------ Data extract

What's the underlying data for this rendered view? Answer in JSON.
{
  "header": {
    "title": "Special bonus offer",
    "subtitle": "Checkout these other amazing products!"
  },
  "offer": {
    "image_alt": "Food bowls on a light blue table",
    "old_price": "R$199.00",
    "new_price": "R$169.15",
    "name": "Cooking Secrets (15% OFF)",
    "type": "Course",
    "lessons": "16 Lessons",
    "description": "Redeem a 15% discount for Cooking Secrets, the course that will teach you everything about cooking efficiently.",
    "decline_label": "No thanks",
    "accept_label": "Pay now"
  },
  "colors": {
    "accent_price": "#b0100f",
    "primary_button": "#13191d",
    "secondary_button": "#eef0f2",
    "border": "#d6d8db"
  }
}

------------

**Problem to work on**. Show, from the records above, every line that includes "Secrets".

**Answer for this exercise**.
    "name": "Cooking Secrets (15% OFF)",
    "description": "Redeem a 15% discount for Cooking Secrets, the course that will teach you everything about cooking efficiently.",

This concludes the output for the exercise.